I love my opportunities to confess to the Trappists, which regrettably is too infrequent—the abbey is in South Carolina, six hours from my home . My “regular confessor,” a wise and compassionate 82-year-old monk who manages the retreatants’ experience, has spent his life in the penitential mode of monastic life for many years. His reconciliation ministry is a combination of compassionate listening, wise counsel, and spiritual direction. He recommends spiritual reading which I have found most helpful. He does not absolve me of my pain and regret, but he does help me to see their place in preparing for death while using my still considerable energies to build the Church and imitate Christ despite my age.

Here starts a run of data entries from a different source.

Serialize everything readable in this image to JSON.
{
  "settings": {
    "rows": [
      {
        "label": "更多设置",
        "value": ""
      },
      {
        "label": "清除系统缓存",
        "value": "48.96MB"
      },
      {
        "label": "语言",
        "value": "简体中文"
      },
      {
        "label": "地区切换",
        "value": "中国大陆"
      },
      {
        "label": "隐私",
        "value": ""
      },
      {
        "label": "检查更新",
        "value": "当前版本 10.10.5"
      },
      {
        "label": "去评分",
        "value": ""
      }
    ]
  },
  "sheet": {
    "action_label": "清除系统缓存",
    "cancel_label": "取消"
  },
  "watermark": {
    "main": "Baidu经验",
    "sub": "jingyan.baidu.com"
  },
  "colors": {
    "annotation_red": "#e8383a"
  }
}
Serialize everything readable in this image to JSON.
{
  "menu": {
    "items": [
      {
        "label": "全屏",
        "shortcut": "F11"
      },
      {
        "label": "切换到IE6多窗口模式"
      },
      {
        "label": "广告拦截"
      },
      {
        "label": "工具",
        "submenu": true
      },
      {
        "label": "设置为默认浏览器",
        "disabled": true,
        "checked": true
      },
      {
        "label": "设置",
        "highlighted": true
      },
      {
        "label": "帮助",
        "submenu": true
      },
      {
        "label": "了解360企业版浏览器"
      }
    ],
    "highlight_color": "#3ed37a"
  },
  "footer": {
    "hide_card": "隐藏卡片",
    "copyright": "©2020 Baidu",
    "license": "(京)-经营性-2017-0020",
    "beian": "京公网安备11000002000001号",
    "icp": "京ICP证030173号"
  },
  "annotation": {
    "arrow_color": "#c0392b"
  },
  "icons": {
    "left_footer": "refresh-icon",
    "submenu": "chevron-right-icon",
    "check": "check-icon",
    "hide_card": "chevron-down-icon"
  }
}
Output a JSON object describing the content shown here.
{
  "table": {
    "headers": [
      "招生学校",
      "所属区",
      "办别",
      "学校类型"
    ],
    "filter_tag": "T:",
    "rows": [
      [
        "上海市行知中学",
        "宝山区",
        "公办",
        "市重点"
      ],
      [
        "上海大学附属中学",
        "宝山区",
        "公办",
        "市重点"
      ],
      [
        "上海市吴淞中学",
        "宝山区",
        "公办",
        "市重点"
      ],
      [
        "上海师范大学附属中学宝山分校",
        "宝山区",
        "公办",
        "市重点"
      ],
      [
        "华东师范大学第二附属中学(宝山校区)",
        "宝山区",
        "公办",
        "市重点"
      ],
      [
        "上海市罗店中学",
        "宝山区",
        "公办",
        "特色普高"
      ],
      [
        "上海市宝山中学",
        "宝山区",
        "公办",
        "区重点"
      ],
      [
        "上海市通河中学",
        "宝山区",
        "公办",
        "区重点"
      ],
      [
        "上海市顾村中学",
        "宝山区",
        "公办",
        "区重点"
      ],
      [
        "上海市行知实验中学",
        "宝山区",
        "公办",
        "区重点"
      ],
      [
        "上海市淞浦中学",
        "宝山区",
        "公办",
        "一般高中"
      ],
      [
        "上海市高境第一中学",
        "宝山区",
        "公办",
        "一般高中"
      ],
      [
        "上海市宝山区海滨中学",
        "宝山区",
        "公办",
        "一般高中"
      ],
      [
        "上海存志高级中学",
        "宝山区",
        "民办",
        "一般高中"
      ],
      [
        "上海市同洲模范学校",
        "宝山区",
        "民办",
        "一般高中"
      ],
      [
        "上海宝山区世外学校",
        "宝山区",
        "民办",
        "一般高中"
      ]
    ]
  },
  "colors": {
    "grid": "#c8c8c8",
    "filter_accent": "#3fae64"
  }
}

It occurs to me, too, that my experience of aging is hardly unique. Every age presents what the late psychoanalyst Erik Erikson [1902-1998] called stages of developmental challenge, the sequential tasks of living. I was fortunate enough to study him in moral theology and psychology, but it is rare to see his work incorporated into pastoral considerations of Penance and moral formation. Of even greater significance is Joseph Martos’ Doors to the Sacred [2014 edition] which introduces the ministry of spiritual direction into the discussion of confession. Writing a decade ago, Martos observes, “Also becoming more widespread is the practice of seeking spiritual direction from lay people who are formally trained for that ministry….Since the process of spiritual direction usually entails revealing one’s sins and shortcomings, and receiving assurance of God’s forgiveness as well as advice from the director, it is not unlike the practice of the medieval monks who acted as spiritual fathers for novices and people near the monastery, in the days before monks were ordained as priests. Thus, one path that reconciliation is taking may retrace a path that it took many centuries ago, with one important difference: today many spiritual directors are women.” [pp. 365-366]

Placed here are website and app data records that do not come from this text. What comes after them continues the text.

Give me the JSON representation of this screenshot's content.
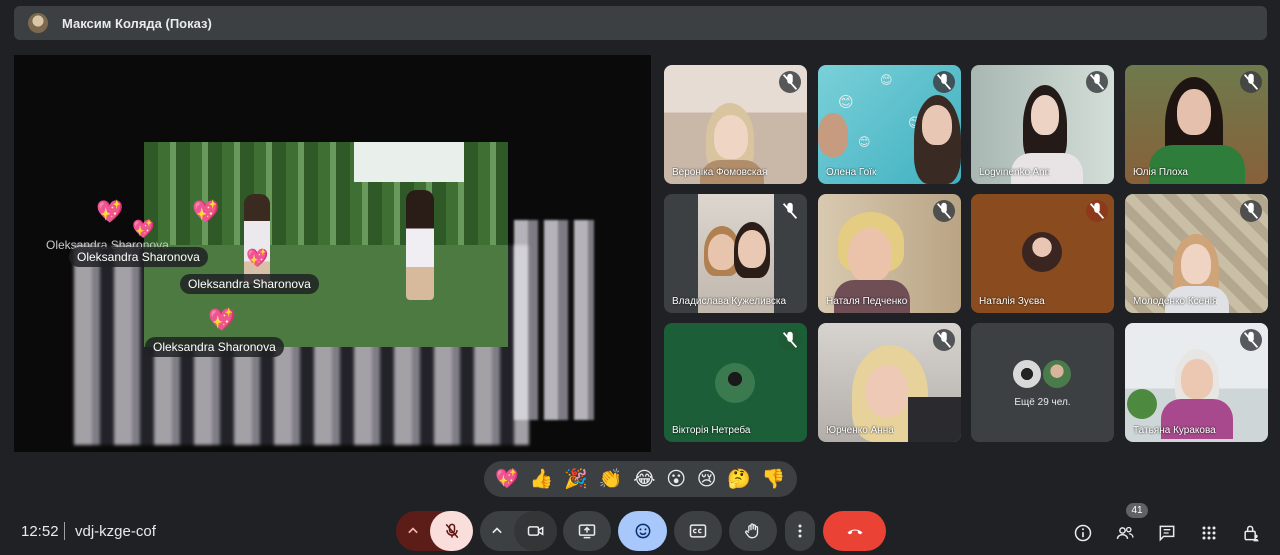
{
  "presenter_bar": {
    "title": "Максим Коляда (Показ)"
  },
  "presentation": {
    "reaction_names": [
      "Oleksandra Sharonova",
      "Oleksandra Sharonova",
      "Oleksandra Sharonova",
      "Oleksandra Sharonova"
    ]
  },
  "participants": [
    {
      "name": "Вероніка Фомовская",
      "mic": "muted"
    },
    {
      "name": "Олена Гоїк",
      "mic": "muted"
    },
    {
      "name": "Logvinenko Ann",
      "mic": "muted"
    },
    {
      "name": "Юлія Плоха",
      "mic": "muted"
    },
    {
      "name": "Владислава Кужеливска",
      "mic": "muted"
    },
    {
      "name": "Наталя Педченко",
      "mic": "muted"
    },
    {
      "name": "Наталія Зуєва",
      "mic": "muted"
    },
    {
      "name": "Молоденко Ксенія",
      "mic": "muted"
    },
    {
      "name": "Вікторія Нетреба",
      "mic": "muted"
    },
    {
      "name": "Юрченко Анна",
      "mic": "muted"
    },
    {
      "name": "Ещё 29 чел.",
      "mic": "muted"
    },
    {
      "name": "Татьяна Куракова",
      "mic": "muted"
    }
  ],
  "reactions": [
    "💖",
    "👍",
    "🎉",
    "👏",
    "😂",
    "😮",
    "😢",
    "🤔",
    "👎"
  ],
  "controls": {
    "time": "12:52",
    "meeting_code": "vdj-kzge-cof",
    "people_count": "41"
  },
  "colors": {
    "background": "#202124",
    "surface": "#3c4043",
    "end_call": "#ea4335",
    "mic_off": "#f9dedc",
    "reactions_active": "#a8c7fa"
  }
}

If the Sacrament of Penance is to have a meaning future in the Church, it will need to connect in substantive ways with the broader desire of many Catholics for spiritual direction, i.e., a structured personal response to the Gospel of Jesus which puts the quest for virtue—living the Gospel values—at the top of penitential priorities. Spiritual direction can be offered in multiple formats: for example, there are parishes where small groups meet to follow the Exercises of St. Ignatius Loyola. History does teach, however, that the one-on-one journey to holiness and insight has a very long and successful track record. Where would St. Augustine be if he had not sought the tutelage of St. Ambrose of Milan?

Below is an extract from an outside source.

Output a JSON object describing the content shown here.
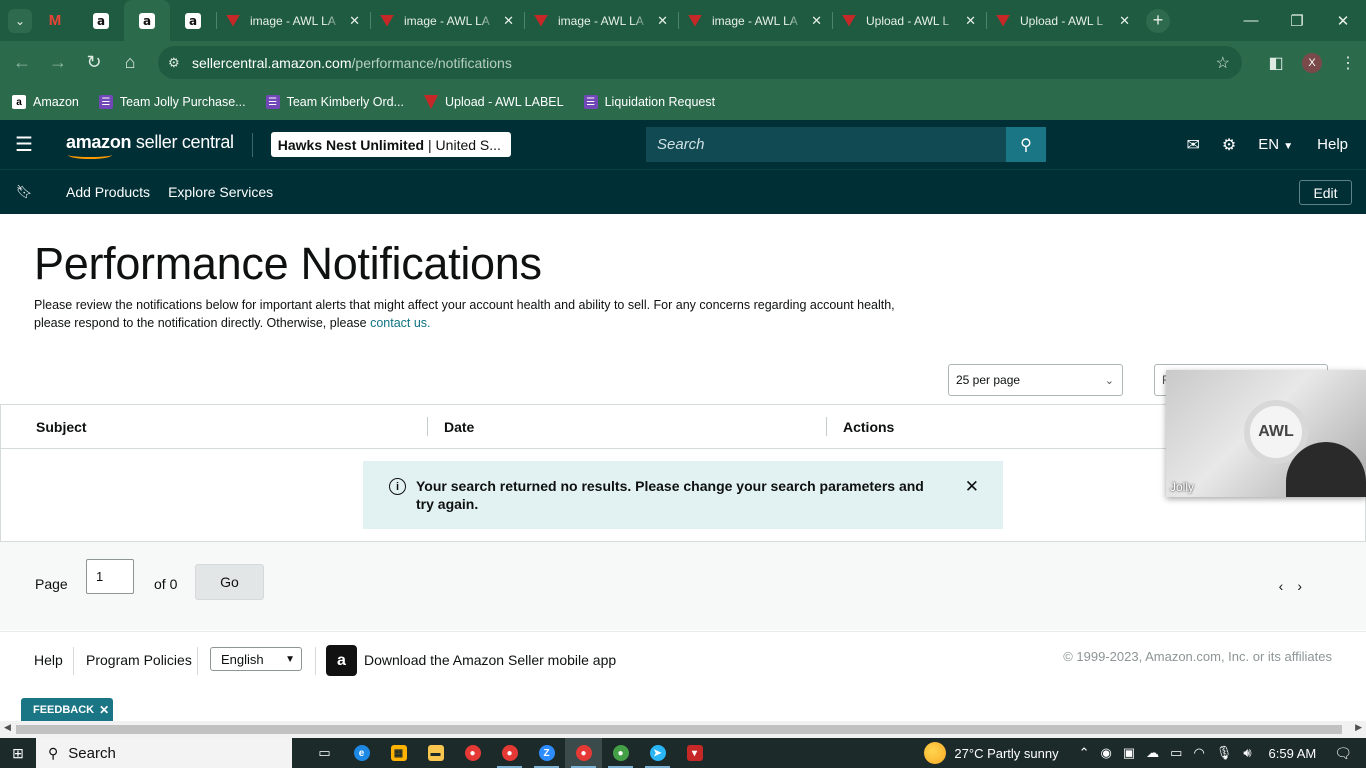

Sin in the Sixties: Catholics and Confession, 1955-1975 by Maria C. Morrow of Seton Hall University is a very worthy purchase. For us old timers, it is an opportunity to revisit the years immediately before and after the Council and discern what we did right and what we did wrong. For younger generations, this work explains why the lines at the confessional no longer extend twenty persons deep. I will have an excellent follow-up book for review in about two months, A History of Catholic Theological Ethics  by James Keenan, S.J.